[Chandler took a year off after graduating from Saint Mary’s School in Raleigh, North Carolina, and has been traveling around Africa, volunteering and generally impressing everyone she meets. We were thrilled to have her at the Cherokee House from January to March 2013, working with Onesimus and Youth Impact. Her travels have also included Zanzibar, South Africa, and Ghana. You can follow the rest of her adventures here.]
I’m now 3 weeks into my projects. I’ve finally gotten a hang of the mini-bus taxi transportation and I’m having an easier time getting around. Some mornings I have to wait in line for an hour before getting a taxi to Mexico.
I have injera for lunch about every other day at my placement and the staff is always proud of me for liking the habesha food. We always have coffee after our plates are cleared. It’s a small cup but it’s very strong.
After lunch there is one boy named Abdulfeta, the reigning ping pong champion among the Onesimus boys, who always challenges me to a game. I’ve beaten him only once. He has a killer serve.
The best part of my day takes place at the Youth Impact library. I teach 2 English classes there. The students are really bright. I like the older class better because it is smaller so I can connect with the kids more easily. On Thursday I asked them to write about their dreams for the future and one girl wrote a beautiful essay about becoming a doctor and raising her children in a safe home.
I’m always escorted to the taxi station after class, either by the library’s director or some of the students. It’s such a nice gesture. When I’m walking with Ethiopians, people on the street are less inclined to shout out ‘ferengi’ or ‘YOU!’ towards me.
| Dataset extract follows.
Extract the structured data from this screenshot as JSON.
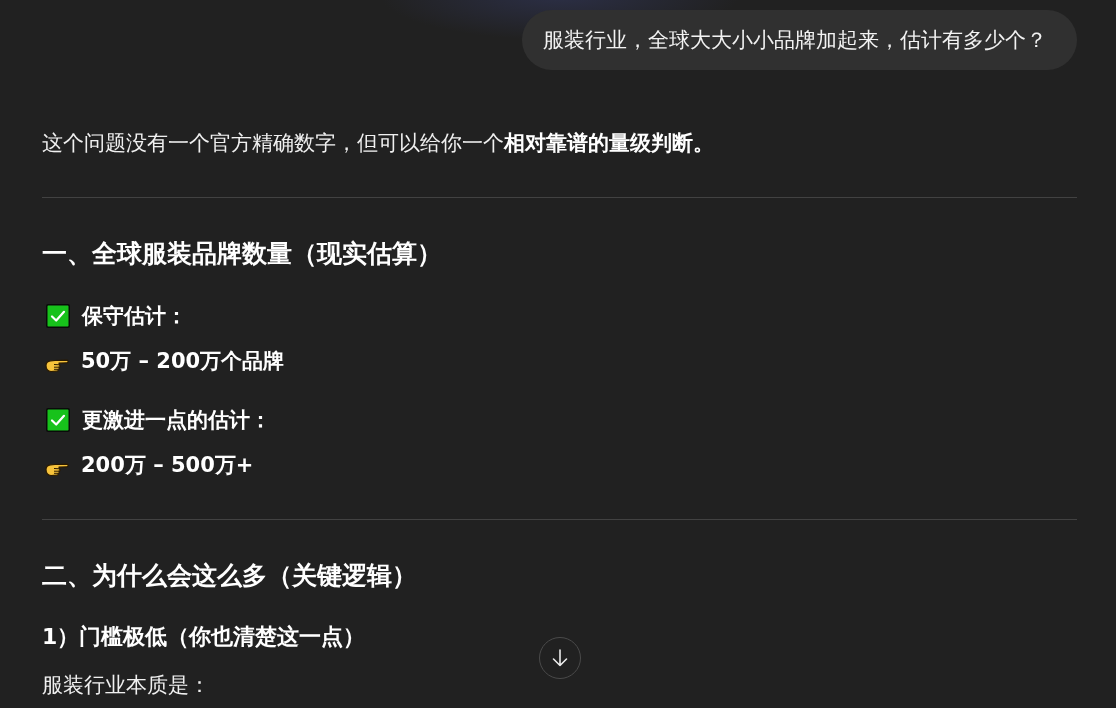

I’ve been in several cafés or restaurants and ordered something directly from the menu, only to be told ‘no,’ indicating that they do not actually serve that.